Space shuttle Atlantis heads for orbit during the final launch of the space shuttle program. The wideangle lens used in this 360° panorama makes the press site at Kennedy Space Center seem oddly empty, a huge number of people were on hand to witness the final launch of the 30-year program. Click image to view […]
Space shuttle Atlantis clears the tower on the final launch of the space shuttle program, STS-135. Once clear of the tower, control is transferred from the Kennedy Space Centre to Mission Control in Houston for the duration of the flight.
Condensation clouds form around the nose of Atlantis’ solid rocket boosters as the space shuttle makes the transition to supersonic speed.
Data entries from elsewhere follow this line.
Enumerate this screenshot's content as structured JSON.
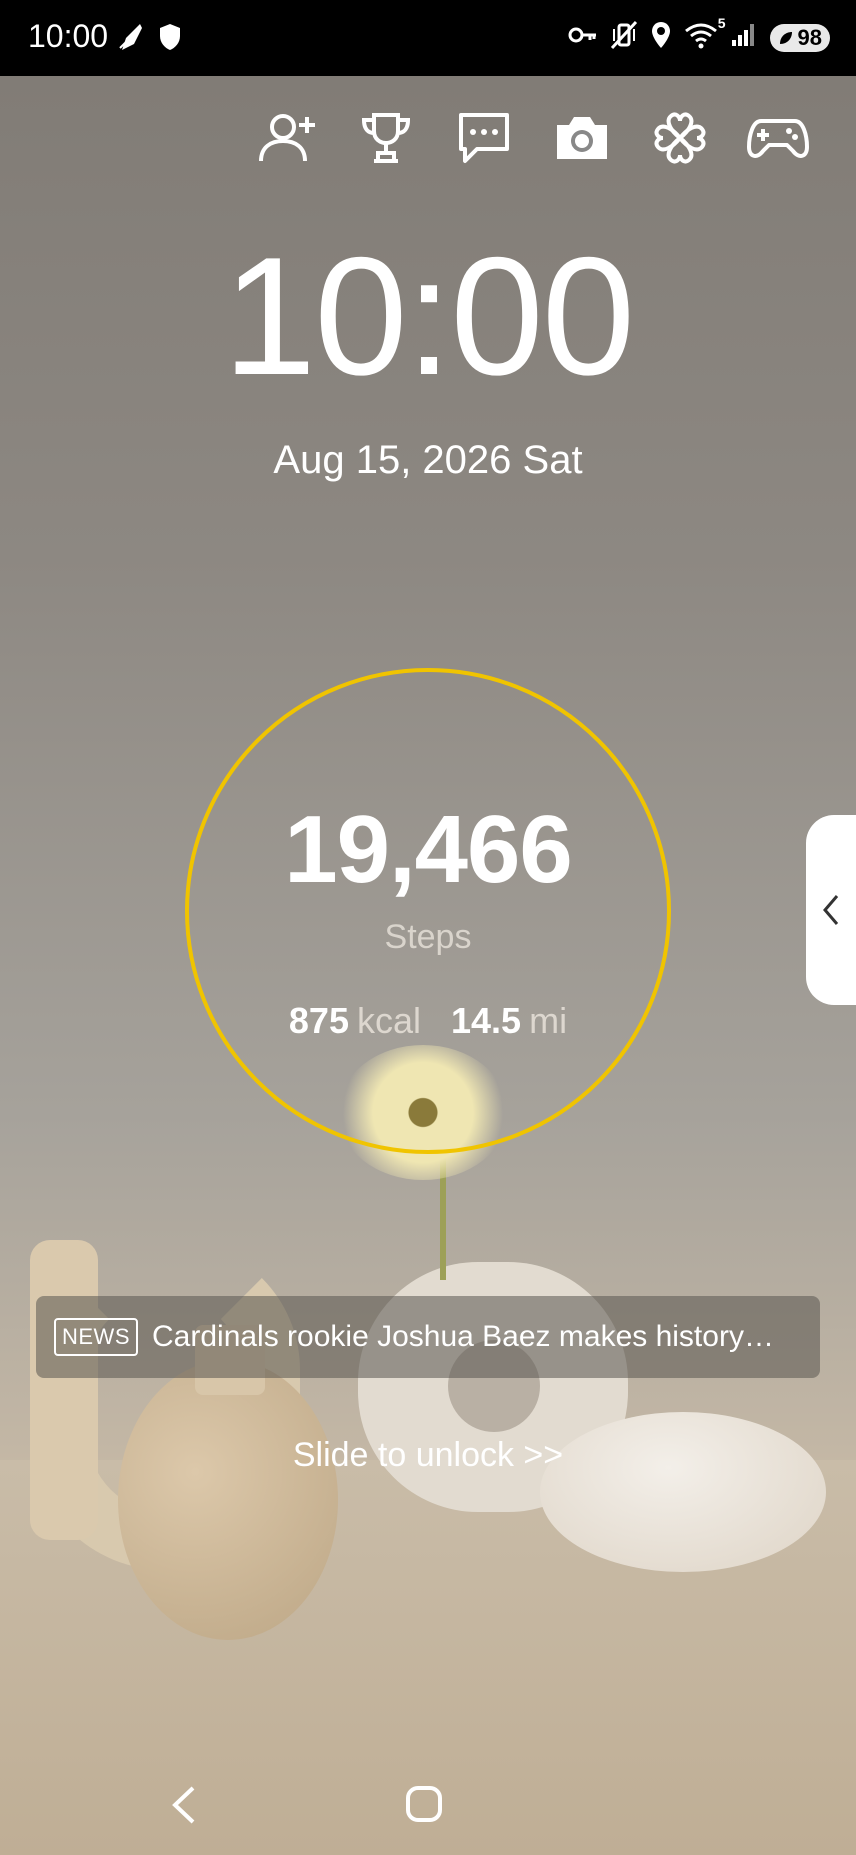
{
  "status_bar": {
    "time": "10:00",
    "battery_level": "98",
    "signal_label": "5",
    "left_icons": [
      "rocket-icon",
      "shield-icon"
    ],
    "right_icons": [
      "key-icon",
      "vibrate-mute-icon",
      "location-icon",
      "wifi-icon",
      "signal-icon",
      "battery-icon"
    ]
  },
  "shortcuts": [
    "add-person-icon",
    "trophy-icon",
    "chat-icon",
    "camera-icon",
    "clover-icon",
    "gamepad-icon"
  ],
  "clock": {
    "time": "10:00",
    "date": "Aug 15, 2026 Sat"
  },
  "steps": {
    "value": "19,466",
    "label": "Steps",
    "calories_value": "875",
    "calories_unit": "kcal",
    "distance_value": "14.5",
    "distance_unit": "mi",
    "ring_color": "#f0c400"
  },
  "news": {
    "badge": "NEWS",
    "headline": "Cardinals rookie Joshua Baez makes history…"
  },
  "unlock": {
    "label": "Slide to unlock >>"
  },
  "nav": {
    "icons": [
      "back-icon",
      "home-icon"
    ]
  }
}
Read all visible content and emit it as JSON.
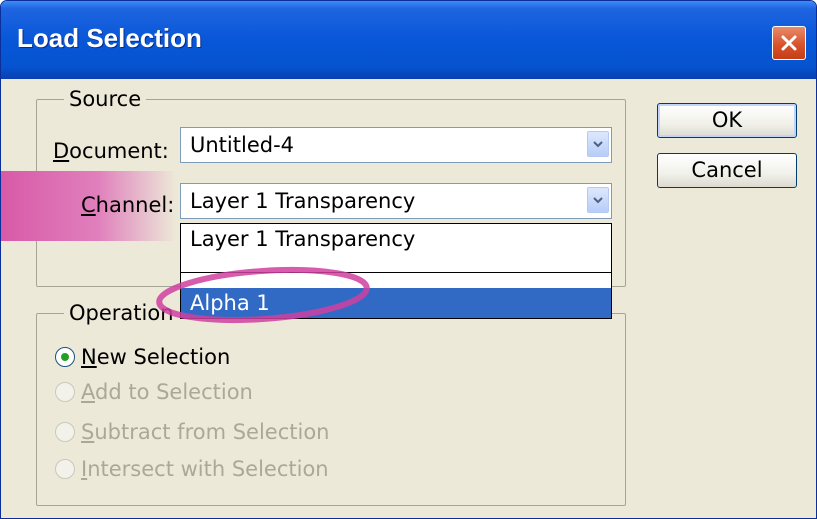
{
  "window": {
    "title": "Load Selection"
  },
  "source": {
    "legend": "Source",
    "document_label": "Document:",
    "document_value": "Untitled-4",
    "channel_label": "Channel:",
    "channel_value": "Layer 1 Transparency",
    "channel_options": [
      "Layer 1 Transparency",
      "Alpha 1"
    ],
    "channel_highlighted": "Alpha 1"
  },
  "operation": {
    "legend": "Operation",
    "options": [
      {
        "label": "New Selection",
        "selected": true,
        "enabled": true
      },
      {
        "label": "Add to Selection",
        "selected": false,
        "enabled": false
      },
      {
        "label": "Subtract from Selection",
        "selected": false,
        "enabled": false
      },
      {
        "label": "Intersect with Selection",
        "selected": false,
        "enabled": false
      }
    ]
  },
  "buttons": {
    "ok": "OK",
    "cancel": "Cancel"
  },
  "colors": {
    "titlebar": "#0757d8",
    "dialog_bg": "#ece9d8",
    "selection": "#316ac5",
    "annotation": "#d03fa0",
    "radio_dot": "#21a121"
  }
}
The effect can be seen below, in a frame taken from one of NASA’s HD video cameras mounted to the External Tank:
Canadian astronaut Chris Hadfield gives an interview at the press site of the Kennedy Space Centre. Hadfield flew on two shuttle missions, STS-74 (Atlantis) and STS-100 (Endeavour).
A remote camera set up on a dry lake bed captures space shuttle Atlantis clearing the tower during launch of STS-135. Heavy rains preceding launch day dramatically changed the nature of this photograph, turning the foreground from a brilliant landscape of caked and broken earth to something approaching a mudbowl.
A gentleman conducts important business on his phone as Atlantis reaches for the clouds, mere seconds after the final launch of the space shuttle program.
Photographers form a solid wall at the Kennedy Space Centre’s press site, in preparation for the final launch of the entire space shuttle program.
Long-time NASA employees display a quilt of every single space shuttle mission patch, dating back to the first launch in 1981 of STS-1.
Photographers give scale to the enormity of the manned US space program, setting up their cameras at the foot of the launch pad in preparation for the final launch of the 30-year space shuttle program.
Space shuttle Atlantis clears the tower for the final time, signalling the end of the space shuttle program.
Riding 30 stories of fire, twin solid rocket boosters propel space shuttle Endeavour toward low earth orbit on the final launch of her career, and the penultimate launch of the entire 30-year long space shuttle Program.
Space shuttle Endeavour, STS-134, clears the tower on the final launch of her career as seen from the Banana Creek viewing site.
The Endeavour boys (from left to right Mark Kelly, commander; Greg Chamitoff, Andrew Feustel, European Space Agency’s Roberto Vittori, Michael Fincke, and Gregory H. Johnson, pilot) ham it up for the cameras upon their arrival at the Kennedy Space Centre for the second launch attempt of space shuttle Endeavour, STS-134.
Wreathed in her own launch plume, space shuttle Endeavour lifts off on the final launch of her career, hauling the US $2 billion Alpha Magnetic Spectrometer to the International Space Station. After landing, she’ll be processed and turned over to the California Science Center for permanent display.
A family of ospreys stand watch in their nest, framed by the NASA ‘meatball’ logo on the side of the Vehicle Assembly Building.
Endeavour’s flag flies proudly over Launch Complex 39A. This is actually a fairly difficult shot to get, 95% of the time the wind blows the flag backwards.
Space shuttle Endeavour, shortly after rollback of the Rotating Service Structure, sits bathed in Xenon lights for the final time.
Space shuttle Endeavour disappears into the clouds 22 seconds after liftoff, seen across the water from the Banana Creek viewing site.
A sign on the roadway leading to NASA’s Vehicle Assembly Building proclaims the day of launch for space shuttle Endeavour, STS-134.
A camera modified to photograph the near-infrared wavelength of light captures the final launch of space shuttle Endeavour, STS-134, as seen from the Dike Road.
Secured in the Orbiter Processing Facility after her successful STS-133 mission, space shuttle Discovery is prepared for decomissioning and display at the Smithsonian Institution. Underneath Discovery and looking forward from roughly amidships, the orbiter’s Thermal Protection System tiles stretch forward toward the nose landing gear.
Space shuttle Discovery soars into the Florida skies, as seen in this 180° panorama taken from Astronaut Road. The massive Vehicle Assembly Building can be seen on the right, and Launch Complex 39B on the left. Click image to view larger.
The Rotating Service Structure is rolled back from space shuttle Discovery for the final time, revealing the veteran orbiter over the course of 45 minutes for launch the next day.
[Audio clip: view full post to listen] Space shuttle Discovery, STS-133, roars into orbit, the crackling thunder of her twin Solid Rocket Boosters threatening to overwhelm the microphone.